Hearing loss can be difficult to detect, because it usually happens over long periods of time. As a result, it can be a lot easier to miss than you might think!
Prevalence of Hearing Loss
In the United States, hearing loss is the third most common medical condition, after heart disease and arthritis. The latest available statistics show that over 10% of the U.S. population reports difficulty hearing. That’s more than 31 million people! And as the Baby Boomer generation continues to age, that number promises to increase dramatically.
experience some degree of hearing loss, including one in six Baby Boomers. While hearing loss occurs in any age group, it is most prevalent among people over the age of 65, at a rate of one in three. For people over the age of 75, 50% experience some degree in hearing loss. This number rises to 80% of people over the age of 85. Additionally, an estimated 60% of the US workforce experiences some degree of hearing loss, including 60% of veterans returning from combat zones.
Though hearing loss is common, it is often undertreated.
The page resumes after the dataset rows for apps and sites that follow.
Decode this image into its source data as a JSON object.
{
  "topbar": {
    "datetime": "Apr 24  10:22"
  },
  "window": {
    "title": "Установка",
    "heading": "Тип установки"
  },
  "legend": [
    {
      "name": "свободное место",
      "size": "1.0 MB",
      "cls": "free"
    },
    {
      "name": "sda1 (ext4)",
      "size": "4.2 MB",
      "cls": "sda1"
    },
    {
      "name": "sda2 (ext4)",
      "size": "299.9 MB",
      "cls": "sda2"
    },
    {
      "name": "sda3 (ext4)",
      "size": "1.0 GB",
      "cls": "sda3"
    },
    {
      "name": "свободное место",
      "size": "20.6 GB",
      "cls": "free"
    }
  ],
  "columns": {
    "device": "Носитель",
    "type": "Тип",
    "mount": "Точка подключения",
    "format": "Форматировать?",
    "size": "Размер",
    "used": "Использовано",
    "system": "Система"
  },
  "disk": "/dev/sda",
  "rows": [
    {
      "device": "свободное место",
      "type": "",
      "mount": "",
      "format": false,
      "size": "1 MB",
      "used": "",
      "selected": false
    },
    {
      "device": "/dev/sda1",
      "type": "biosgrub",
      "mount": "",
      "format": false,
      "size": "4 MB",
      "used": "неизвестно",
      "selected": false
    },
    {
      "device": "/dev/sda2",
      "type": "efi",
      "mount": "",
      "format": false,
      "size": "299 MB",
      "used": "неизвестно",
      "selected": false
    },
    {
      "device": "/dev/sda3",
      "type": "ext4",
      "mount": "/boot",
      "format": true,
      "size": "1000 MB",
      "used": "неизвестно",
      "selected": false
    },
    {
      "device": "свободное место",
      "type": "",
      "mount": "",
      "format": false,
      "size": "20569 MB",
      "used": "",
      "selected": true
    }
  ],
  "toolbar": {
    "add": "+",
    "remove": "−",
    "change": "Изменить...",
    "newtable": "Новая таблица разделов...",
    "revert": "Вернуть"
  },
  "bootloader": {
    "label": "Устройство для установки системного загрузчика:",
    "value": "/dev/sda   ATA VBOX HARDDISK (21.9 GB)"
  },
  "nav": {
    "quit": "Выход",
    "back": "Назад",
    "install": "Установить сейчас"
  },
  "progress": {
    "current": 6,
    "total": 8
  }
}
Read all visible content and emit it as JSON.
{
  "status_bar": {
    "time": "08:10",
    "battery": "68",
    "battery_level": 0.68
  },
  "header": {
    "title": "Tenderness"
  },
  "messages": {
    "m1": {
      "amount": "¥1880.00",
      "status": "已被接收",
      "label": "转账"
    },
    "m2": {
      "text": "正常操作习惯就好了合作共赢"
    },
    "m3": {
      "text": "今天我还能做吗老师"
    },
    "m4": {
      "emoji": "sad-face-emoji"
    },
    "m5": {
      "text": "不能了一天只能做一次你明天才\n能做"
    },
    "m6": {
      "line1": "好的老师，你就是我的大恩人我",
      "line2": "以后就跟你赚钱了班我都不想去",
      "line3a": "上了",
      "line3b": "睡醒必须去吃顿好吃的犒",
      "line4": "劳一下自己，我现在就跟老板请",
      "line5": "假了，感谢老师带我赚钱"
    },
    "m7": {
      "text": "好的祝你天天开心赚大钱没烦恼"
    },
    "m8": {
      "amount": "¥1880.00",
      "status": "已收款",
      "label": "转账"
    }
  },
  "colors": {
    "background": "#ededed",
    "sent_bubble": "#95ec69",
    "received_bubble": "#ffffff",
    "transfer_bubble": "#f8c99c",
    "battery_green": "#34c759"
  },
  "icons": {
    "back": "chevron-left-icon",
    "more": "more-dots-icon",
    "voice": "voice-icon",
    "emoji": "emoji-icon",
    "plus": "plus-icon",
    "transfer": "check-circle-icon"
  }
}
The Hearing Loss Association of America reports that people tend to wait an average of seven years from the time they first notice changes in their hearing to the time they decide to seek treatment.
Types & Causes of Hearing Loss
There are three types of hearing loss: conductive, sensorineural, and mixed.
Conductive hearing loss affects the outer and middle ear, ear canals, and bones. With conductive hearing loss, sound does not conduct properly from the outer ear through the middle ear. Conductive hearing loss is caused by malformations of or injury to the outer and middle ear, blockage of the middle ear, or congenital disorders.
Sensorineural hearing loss occurs in the inner ear and affects the way in which our brains process sound. Inner ear hair cells are responsible for translating sound into neural signals to be delivered to the brain. When these hair cells are damaged, they do not regenerate, which leads to sensorineural hearing loss. Sensorineural hearing loss is most commonly caused by the natural process of aging (presbycusis) or exposure to loud sounds (noise-induced hearing loss). Other causes may include ototoxic medication or congenital disorders, to name a few.
Mixed hearing loss is a combination of conductive and sensorineural hearing loss and may be caused by a number of combined factors.
Recognizing the Signs of Hearing Loss
As an invisible condition that often occurs gradually, it may difficult at first to recognize hearing loss. From the Hearing Loss Association of America, if you answer “yes” to some of the following, you may have a hearing loss. Do you:
If you recognize some of these signs in your own life, or in a loved one, it is important to seek treatment. The first step is to schedule a hearing test with us at Southwest Hearing Clinic. If a hearing loss is detected, we will work with you to find the treatment to best suit your hearing needs.
The Benefits of Treating Hearing Loss
While you can’t stop aging—yet—you can treat hearing loss. The good news is that most hearing loss is mild and treatable. There is no reason to tough it out or to be left out when you could easily be getting more out of life.
Treating hearing loss comes with many benefits, such as supporting your brain function, potentially lowering the risk for developing dementia, improving your earning power, and ensuring your personal safety and security.
With the right hearing treatment plan and hearing aid, you’ll be able to turn up the volume on everything. You can stop asking people to repeat themselves. You can turn down the TV so the neighbors on the next block aren’t hearing it, too. With treatment, you’ll be able to stay involved in all the activities you enjoy and live life to its fullest again.